By Hallie Gu and Dominique Patton
BEIJING (Reuters) - China's hog production capacity should bottom out this year after outbreaks of African swine fever decimated the world's biggest pig herd, an official said on Thursday, forecasting a return to usual pig numbers in 2020.
Analysts, however, said the time frame appeared ambitious, with the disease still spreading in parts of the country and so much of the herd gone.
The year-long pig epidemic has slashed China's pig herd by more than 40%, and has pushed prices of the country's favorite meat to record levels.
At a briefing on Thursday, Yang Zhenhai, director of the Husbandry and Veterinary Bureau of China's Ministry of Agriculture and Rural Affairs, said inventories at large farms have started to rebound.
"Various supporting policies and market factors have helped boost confidence in (pig) farming significantly, and enthusiasm for production among small and big farmers is further improving," Yang said.
Pig production has recovered rapidly at farms that slaughter more than 5,000 pigs a year, Yang said. Inventories reached 44.46 million animals in September, up 0.6% on a month earlier, while sow herds climbed 3.7% to 6.10 million head.
Major producing provinces including Henan, Shandong, and Liaoning also saw a considerable pick-up in pig inventories in September from the previous month, he said.
And production and sales of pig feed have rebounded strongly, with output of hog feed up 10% in September from the previous month.
Analysts, however, said a forecast for a return to normal herd levels in 2020 was optimistic, with stopping the spread of the disease key to a recovery and no cure or vaccine yet available.
Pig production is recovering in the north, but is still falling in the south and southwestern regions, said an analyst with a Chinese consultancy, who declined to be named because of sensitivity around the issue.

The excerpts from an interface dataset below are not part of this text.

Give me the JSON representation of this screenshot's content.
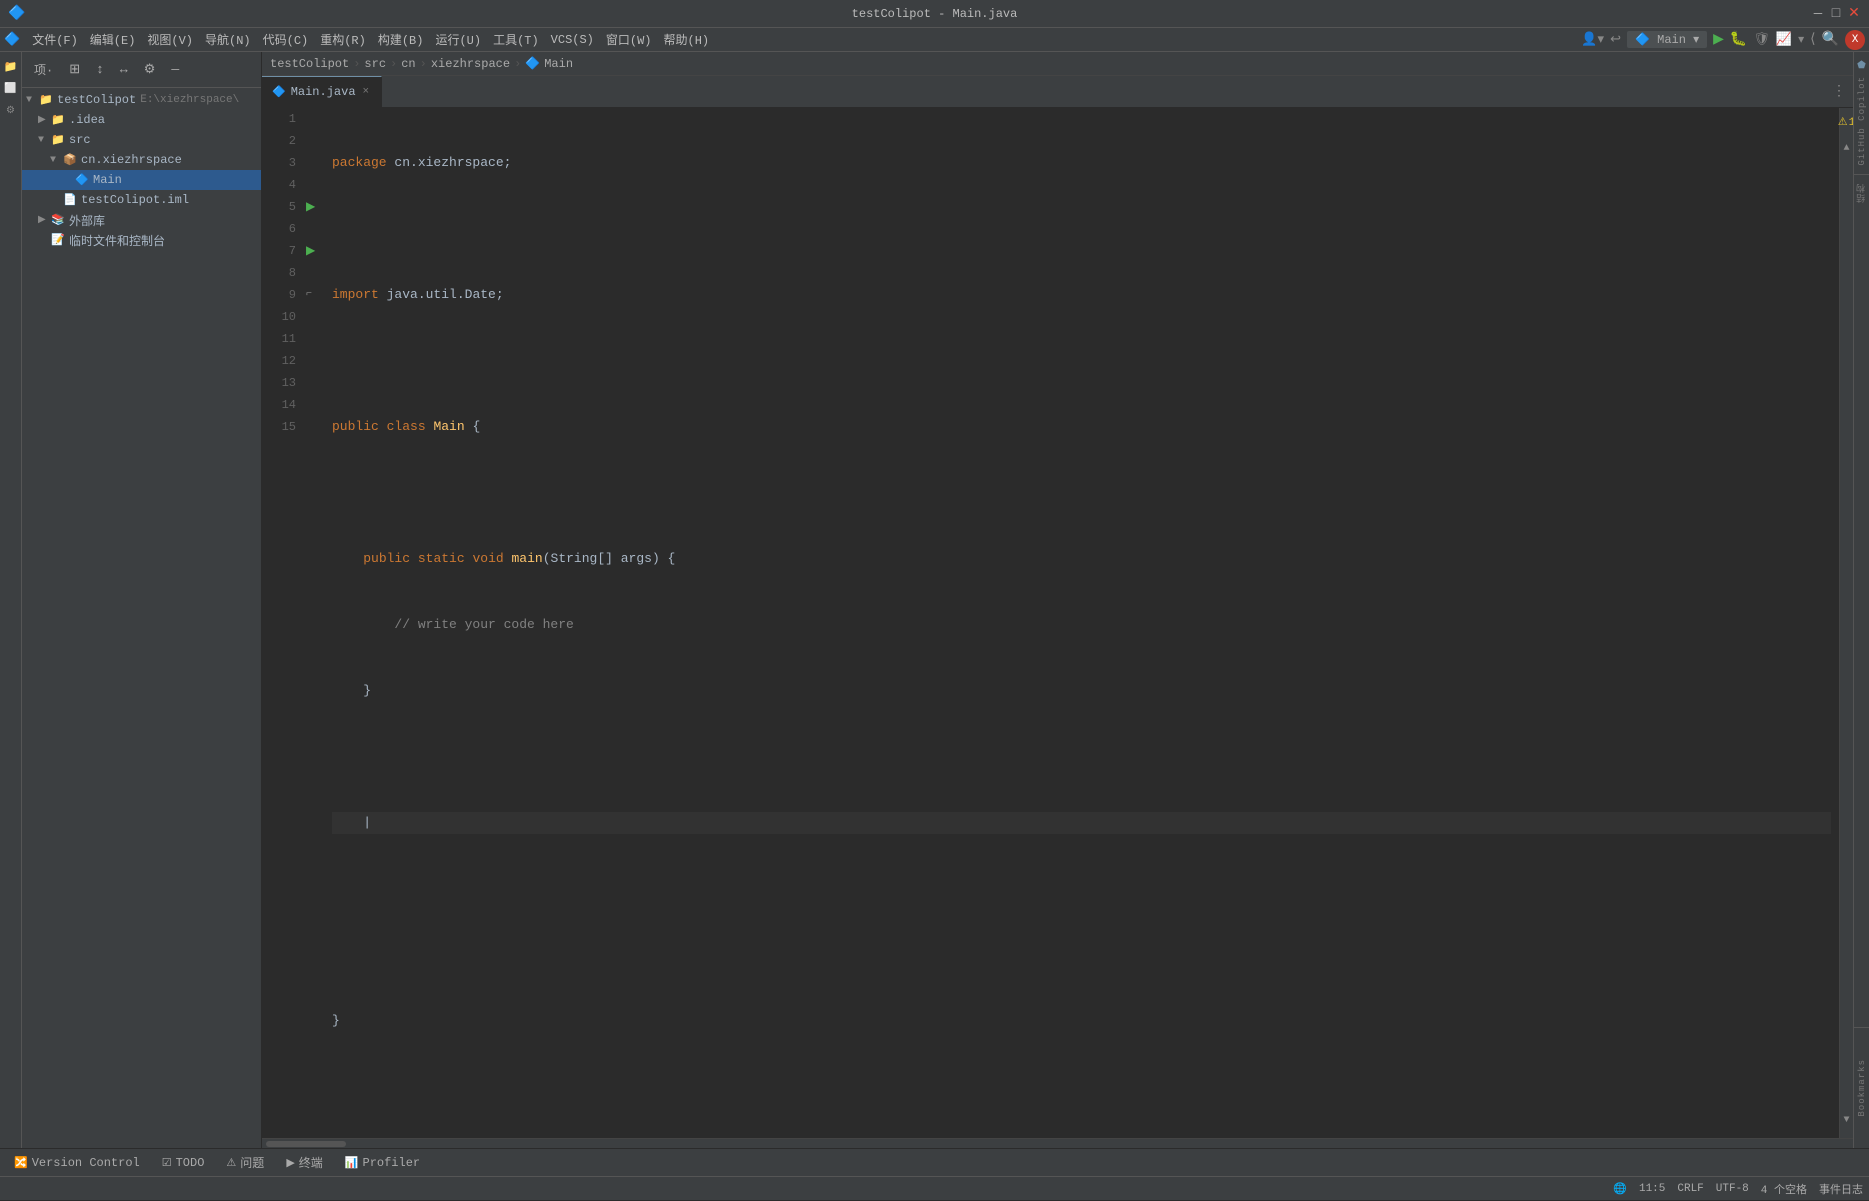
{
  "titleBar": {
    "appName": "testColipot - Main.java",
    "menus": [
      "文件(F)",
      "编辑(E)",
      "视图(V)",
      "导航(N)",
      "代码(C)",
      "重构(R)",
      "构建(B)",
      "运行(U)",
      "工具(T)",
      "VCS(S)",
      "窗口(W)",
      "帮助(H)"
    ],
    "logo": "🔷",
    "controls": [
      "—",
      "□",
      "×"
    ]
  },
  "breadcrumb": {
    "items": [
      "testColipot",
      "src",
      "cn",
      "xiezhrspace",
      "Main"
    ]
  },
  "toolbar": {
    "projectLabel": "项·",
    "buttons": [
      "⊞",
      "↕",
      "↔",
      "⚙",
      "—"
    ]
  },
  "projectTree": {
    "root": "testColipot",
    "rootPath": "E:\\xiezhrspace\\",
    "items": [
      {
        "id": "idea",
        "label": ".idea",
        "indent": 1,
        "type": "folder",
        "expanded": false
      },
      {
        "id": "src",
        "label": "src",
        "indent": 1,
        "type": "folder",
        "expanded": true
      },
      {
        "id": "cn-xiezhrspace",
        "label": "cn.xiezhrspace",
        "indent": 2,
        "type": "package",
        "expanded": true
      },
      {
        "id": "Main",
        "label": "Main",
        "indent": 3,
        "type": "class",
        "selected": true
      },
      {
        "id": "testColipot-iml",
        "label": "testColipot.iml",
        "indent": 2,
        "type": "config"
      },
      {
        "id": "external-libs",
        "label": "外部库",
        "indent": 1,
        "type": "folder",
        "expanded": false
      },
      {
        "id": "scratch",
        "label": "临时文件和控制台",
        "indent": 1,
        "type": "scratch"
      }
    ]
  },
  "tabs": [
    {
      "id": "main-java",
      "label": "Main.java",
      "active": true,
      "icon": "🔷",
      "closable": true
    }
  ],
  "editor": {
    "warningCount": "1",
    "lines": [
      {
        "num": 1,
        "code": "package cn.xiezhrspace;",
        "tokens": [
          {
            "t": "kw",
            "v": "package"
          },
          {
            "t": "",
            "v": " cn.xiezhrspace;"
          }
        ]
      },
      {
        "num": 2,
        "code": "",
        "tokens": []
      },
      {
        "num": 3,
        "code": "import java.util.Date;",
        "tokens": [
          {
            "t": "kw",
            "v": "import"
          },
          {
            "t": "",
            "v": " java.util.Date;"
          }
        ]
      },
      {
        "num": 4,
        "code": "",
        "tokens": []
      },
      {
        "num": 5,
        "code": "public class Main {",
        "tokens": [
          {
            "t": "kw",
            "v": "public"
          },
          {
            "t": "",
            "v": " "
          },
          {
            "t": "kw",
            "v": "class"
          },
          {
            "t": "",
            "v": " "
          },
          {
            "t": "cls",
            "v": "Main"
          },
          {
            "t": "",
            "v": " {"
          }
        ]
      },
      {
        "num": 6,
        "code": "",
        "tokens": []
      },
      {
        "num": 7,
        "code": "    public static void main(String[] args) {",
        "tokens": [
          {
            "t": "",
            "v": "    "
          },
          {
            "t": "kw",
            "v": "public"
          },
          {
            "t": "",
            "v": " "
          },
          {
            "t": "kw",
            "v": "static"
          },
          {
            "t": "",
            "v": " "
          },
          {
            "t": "kw",
            "v": "void"
          },
          {
            "t": "",
            "v": " "
          },
          {
            "t": "fn",
            "v": "main"
          },
          {
            "t": "",
            "v": "("
          },
          {
            "t": "type",
            "v": "String"
          },
          {
            "t": "",
            "v": "[] args) {"
          }
        ]
      },
      {
        "num": 8,
        "code": "        // write your code here",
        "tokens": [
          {
            "t": "cmt",
            "v": "        // write your code here"
          }
        ]
      },
      {
        "num": 9,
        "code": "    }",
        "tokens": [
          {
            "t": "",
            "v": "    }"
          }
        ]
      },
      {
        "num": 10,
        "code": "",
        "tokens": []
      },
      {
        "num": 11,
        "code": "",
        "tokens": [],
        "current": true
      },
      {
        "num": 12,
        "code": "",
        "tokens": []
      },
      {
        "num": 13,
        "code": "",
        "tokens": []
      },
      {
        "num": 14,
        "code": "}",
        "tokens": [
          {
            "t": "",
            "v": "}"
          }
        ]
      },
      {
        "num": 15,
        "code": "",
        "tokens": []
      }
    ],
    "gutterIcons": [
      {
        "line": 5,
        "type": "run"
      },
      {
        "line": 7,
        "type": "run"
      }
    ]
  },
  "bottomTabs": [
    {
      "id": "version-control",
      "label": "Version Control",
      "icon": "🔀"
    },
    {
      "id": "todo",
      "label": "TODO",
      "icon": "☑"
    },
    {
      "id": "problems",
      "label": "问题",
      "icon": "⚠"
    },
    {
      "id": "terminal",
      "label": "终端",
      "icon": "▶"
    },
    {
      "id": "profiler",
      "label": "Profiler",
      "icon": "📊"
    }
  ],
  "statusBar": {
    "left": [],
    "right": [
      {
        "id": "internet",
        "label": "🌐",
        "tooltip": "internet"
      },
      {
        "id": "position",
        "label": "11:5"
      },
      {
        "id": "lineEnding",
        "label": "CRLF"
      },
      {
        "id": "encoding",
        "label": "UTF-8"
      },
      {
        "id": "indent",
        "label": "4 个空格"
      },
      {
        "id": "eventLog",
        "label": "事件日志"
      }
    ]
  },
  "rightSidePanels": {
    "copilot": "GitHub Copilot",
    "structure": "结构",
    "bookmarks": "Bookmarks"
  }
}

"If the disease can stabilize and doesn't reoccur, stocks might start to recover," she said, but even then would not reach normal levels until at least the second half of 2020.
And while large farmers - including corporate pig producers such as C.P. Pokphand Co and New Hope Liuhe - have been expanding rapidly, eyeing large profits from soaring pork prices, small farmers have traditionally made up the bulk of pork production.
The country's hog inventory stood at 428 million animals at the end of 2018, according to official data.
It also takes about 18 months to build, stock and produce pigs at a new farm, said Pan Chenjun, senior analyst at Rabobank, who said the ministry's goal was unrealistic.
"In the first half of next year I think the herd will continue to drop," she said.
Some companies have restocked farms that were infected with the disease only to see it reoccur, she said, while many small farmers have neither the capital or the will to boost their herds.
For a graphic on China pork prices seen surging further as African swine fever spreads click, https://fingfx.thomsonreuters.com/gfx/ce/7/6916/6898/ChinaPorkPricesOct2019.png
(Reporting by Hallie Gu and Dominique Patton; Editing by Kenneth Maxwell and Richard Pullin)